### Extracted data
+ + +

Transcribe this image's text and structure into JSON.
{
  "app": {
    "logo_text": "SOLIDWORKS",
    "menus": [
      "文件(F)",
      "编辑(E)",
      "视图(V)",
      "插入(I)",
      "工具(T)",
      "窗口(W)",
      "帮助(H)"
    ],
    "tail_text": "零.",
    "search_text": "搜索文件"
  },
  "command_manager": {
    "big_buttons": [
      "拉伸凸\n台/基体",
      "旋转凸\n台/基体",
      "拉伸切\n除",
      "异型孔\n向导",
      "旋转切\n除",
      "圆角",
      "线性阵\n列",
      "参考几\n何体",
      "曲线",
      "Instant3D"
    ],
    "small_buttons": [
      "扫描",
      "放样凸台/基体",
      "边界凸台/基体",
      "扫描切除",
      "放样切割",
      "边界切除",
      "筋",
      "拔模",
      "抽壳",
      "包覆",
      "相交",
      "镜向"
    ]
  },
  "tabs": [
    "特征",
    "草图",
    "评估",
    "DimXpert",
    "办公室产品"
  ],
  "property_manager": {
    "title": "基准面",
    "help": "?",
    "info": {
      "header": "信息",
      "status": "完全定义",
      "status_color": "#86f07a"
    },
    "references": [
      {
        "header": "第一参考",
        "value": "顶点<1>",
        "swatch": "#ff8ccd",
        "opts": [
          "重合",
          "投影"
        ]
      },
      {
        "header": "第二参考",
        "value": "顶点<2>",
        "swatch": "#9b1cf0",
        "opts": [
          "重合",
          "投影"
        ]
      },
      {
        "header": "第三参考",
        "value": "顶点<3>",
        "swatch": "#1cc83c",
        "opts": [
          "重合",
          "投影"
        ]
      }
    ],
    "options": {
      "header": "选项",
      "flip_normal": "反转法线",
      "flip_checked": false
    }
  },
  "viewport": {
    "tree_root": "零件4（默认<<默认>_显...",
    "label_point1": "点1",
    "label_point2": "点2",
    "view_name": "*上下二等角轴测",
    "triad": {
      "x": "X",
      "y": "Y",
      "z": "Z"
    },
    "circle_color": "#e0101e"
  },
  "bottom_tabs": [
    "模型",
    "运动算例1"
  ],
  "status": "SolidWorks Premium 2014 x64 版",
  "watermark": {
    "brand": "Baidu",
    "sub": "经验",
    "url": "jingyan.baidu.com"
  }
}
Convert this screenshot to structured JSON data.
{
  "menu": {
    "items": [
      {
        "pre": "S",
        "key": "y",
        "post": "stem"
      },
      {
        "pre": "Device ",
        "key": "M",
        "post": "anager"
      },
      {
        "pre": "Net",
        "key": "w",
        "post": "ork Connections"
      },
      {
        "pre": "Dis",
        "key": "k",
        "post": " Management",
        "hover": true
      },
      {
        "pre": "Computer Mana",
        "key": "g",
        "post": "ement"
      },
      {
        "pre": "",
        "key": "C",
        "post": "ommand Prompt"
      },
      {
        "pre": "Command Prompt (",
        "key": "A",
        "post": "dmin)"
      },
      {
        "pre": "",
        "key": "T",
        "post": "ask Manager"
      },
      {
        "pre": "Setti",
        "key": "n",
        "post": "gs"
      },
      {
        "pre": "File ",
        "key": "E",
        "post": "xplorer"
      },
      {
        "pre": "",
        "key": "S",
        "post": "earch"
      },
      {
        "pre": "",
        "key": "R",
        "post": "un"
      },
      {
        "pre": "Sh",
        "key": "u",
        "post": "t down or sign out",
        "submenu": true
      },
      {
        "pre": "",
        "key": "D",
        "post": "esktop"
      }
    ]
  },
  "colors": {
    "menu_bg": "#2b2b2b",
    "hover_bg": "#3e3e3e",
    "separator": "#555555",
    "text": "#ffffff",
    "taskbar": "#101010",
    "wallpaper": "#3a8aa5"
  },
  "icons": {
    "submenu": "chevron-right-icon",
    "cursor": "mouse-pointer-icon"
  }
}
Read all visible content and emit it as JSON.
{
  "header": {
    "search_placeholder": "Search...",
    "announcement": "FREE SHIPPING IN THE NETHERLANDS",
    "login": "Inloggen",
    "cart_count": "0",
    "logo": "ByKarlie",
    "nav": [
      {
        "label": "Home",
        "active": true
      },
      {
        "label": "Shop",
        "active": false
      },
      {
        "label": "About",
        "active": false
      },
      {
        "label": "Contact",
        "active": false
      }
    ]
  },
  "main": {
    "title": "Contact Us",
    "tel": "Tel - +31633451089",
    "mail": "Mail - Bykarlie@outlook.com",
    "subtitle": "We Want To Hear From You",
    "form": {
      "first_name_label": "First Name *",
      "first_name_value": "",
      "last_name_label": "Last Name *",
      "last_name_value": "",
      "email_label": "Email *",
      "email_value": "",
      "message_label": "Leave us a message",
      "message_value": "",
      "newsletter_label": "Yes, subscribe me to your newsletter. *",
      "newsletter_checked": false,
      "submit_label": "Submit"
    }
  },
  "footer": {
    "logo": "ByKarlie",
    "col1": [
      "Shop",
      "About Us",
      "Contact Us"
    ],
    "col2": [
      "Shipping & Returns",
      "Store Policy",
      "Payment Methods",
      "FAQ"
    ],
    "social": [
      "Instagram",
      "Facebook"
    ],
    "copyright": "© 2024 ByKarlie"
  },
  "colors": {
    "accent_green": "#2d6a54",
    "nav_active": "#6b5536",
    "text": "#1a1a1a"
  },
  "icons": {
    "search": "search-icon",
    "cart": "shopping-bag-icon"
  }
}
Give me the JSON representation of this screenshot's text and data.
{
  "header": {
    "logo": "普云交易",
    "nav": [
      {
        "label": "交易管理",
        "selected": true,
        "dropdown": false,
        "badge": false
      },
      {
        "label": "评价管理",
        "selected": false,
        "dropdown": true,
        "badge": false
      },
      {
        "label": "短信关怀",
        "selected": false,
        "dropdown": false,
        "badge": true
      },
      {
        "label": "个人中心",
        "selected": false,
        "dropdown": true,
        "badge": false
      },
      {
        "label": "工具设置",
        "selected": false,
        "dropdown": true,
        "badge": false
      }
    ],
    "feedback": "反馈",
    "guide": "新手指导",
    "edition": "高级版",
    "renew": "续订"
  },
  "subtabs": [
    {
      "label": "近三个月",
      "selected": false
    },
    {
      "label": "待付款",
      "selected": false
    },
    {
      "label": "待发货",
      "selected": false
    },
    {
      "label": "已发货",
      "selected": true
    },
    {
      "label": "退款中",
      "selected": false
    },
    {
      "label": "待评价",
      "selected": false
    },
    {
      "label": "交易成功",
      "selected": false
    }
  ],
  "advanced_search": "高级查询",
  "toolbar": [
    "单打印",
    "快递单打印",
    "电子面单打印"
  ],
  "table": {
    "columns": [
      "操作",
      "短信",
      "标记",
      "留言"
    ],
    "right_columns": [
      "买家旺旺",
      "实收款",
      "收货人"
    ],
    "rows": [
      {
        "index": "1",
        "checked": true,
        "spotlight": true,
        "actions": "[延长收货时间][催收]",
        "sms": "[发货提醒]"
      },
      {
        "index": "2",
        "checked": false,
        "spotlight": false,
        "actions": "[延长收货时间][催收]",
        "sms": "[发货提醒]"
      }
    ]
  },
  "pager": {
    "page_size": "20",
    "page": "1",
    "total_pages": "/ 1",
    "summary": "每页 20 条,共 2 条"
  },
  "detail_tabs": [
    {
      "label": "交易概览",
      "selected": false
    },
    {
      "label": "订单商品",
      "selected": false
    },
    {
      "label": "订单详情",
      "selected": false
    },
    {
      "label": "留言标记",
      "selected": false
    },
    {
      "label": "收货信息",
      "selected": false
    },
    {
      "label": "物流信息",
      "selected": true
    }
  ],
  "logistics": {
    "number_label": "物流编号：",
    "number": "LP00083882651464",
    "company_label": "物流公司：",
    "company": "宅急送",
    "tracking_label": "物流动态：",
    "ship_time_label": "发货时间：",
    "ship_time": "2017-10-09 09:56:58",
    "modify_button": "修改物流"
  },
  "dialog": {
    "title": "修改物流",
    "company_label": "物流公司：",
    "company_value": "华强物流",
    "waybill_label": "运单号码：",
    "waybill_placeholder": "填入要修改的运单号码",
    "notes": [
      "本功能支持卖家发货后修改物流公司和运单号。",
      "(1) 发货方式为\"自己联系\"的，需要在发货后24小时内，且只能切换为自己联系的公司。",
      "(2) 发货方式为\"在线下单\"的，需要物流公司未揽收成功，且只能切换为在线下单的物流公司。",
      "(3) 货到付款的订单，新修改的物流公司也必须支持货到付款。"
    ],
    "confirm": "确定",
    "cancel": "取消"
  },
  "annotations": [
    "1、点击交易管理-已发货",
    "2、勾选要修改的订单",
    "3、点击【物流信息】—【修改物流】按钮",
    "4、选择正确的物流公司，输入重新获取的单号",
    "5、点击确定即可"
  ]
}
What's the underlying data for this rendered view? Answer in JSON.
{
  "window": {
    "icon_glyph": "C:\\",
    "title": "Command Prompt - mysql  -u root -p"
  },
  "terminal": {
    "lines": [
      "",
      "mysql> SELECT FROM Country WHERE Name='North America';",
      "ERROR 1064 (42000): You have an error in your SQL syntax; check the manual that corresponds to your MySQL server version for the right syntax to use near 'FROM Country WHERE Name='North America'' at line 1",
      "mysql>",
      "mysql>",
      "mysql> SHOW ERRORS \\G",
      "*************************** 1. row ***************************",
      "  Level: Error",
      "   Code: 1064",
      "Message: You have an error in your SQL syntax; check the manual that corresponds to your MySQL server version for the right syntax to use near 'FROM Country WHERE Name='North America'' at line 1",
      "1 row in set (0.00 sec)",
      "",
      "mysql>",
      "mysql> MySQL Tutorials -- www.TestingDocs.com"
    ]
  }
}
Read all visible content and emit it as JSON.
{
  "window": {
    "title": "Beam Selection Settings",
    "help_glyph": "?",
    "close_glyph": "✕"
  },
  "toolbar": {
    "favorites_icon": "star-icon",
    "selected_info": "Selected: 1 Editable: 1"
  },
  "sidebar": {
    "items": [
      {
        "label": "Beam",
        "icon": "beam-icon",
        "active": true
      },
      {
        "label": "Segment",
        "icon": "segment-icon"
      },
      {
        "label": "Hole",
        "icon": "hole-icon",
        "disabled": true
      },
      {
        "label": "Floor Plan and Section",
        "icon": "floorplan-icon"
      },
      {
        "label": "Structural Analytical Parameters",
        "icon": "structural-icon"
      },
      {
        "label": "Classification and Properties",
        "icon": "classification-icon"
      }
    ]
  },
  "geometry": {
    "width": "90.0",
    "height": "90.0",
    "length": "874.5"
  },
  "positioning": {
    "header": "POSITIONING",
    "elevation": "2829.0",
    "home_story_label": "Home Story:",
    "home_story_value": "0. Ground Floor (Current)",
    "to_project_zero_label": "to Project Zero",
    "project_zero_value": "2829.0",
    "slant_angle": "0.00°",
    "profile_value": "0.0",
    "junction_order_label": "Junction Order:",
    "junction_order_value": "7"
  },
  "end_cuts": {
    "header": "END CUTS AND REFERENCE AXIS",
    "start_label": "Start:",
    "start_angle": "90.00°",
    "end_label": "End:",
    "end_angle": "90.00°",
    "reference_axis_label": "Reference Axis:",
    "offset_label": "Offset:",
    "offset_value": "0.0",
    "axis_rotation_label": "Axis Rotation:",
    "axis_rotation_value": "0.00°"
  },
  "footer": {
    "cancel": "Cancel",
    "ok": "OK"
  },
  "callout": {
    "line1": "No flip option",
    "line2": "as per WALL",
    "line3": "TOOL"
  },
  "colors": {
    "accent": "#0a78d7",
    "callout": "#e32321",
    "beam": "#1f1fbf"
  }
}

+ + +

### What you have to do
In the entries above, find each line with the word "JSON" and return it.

### Answer box
Transcribe this image's text and structure into JSON.
Convert this screenshot to structured JSON data.
Read all visible content and emit it as JSON.
Give me the JSON representation of this screenshot's text and data.
What's the underlying data for this rendered view? Answer in JSON.
Read all visible content and emit it as JSON.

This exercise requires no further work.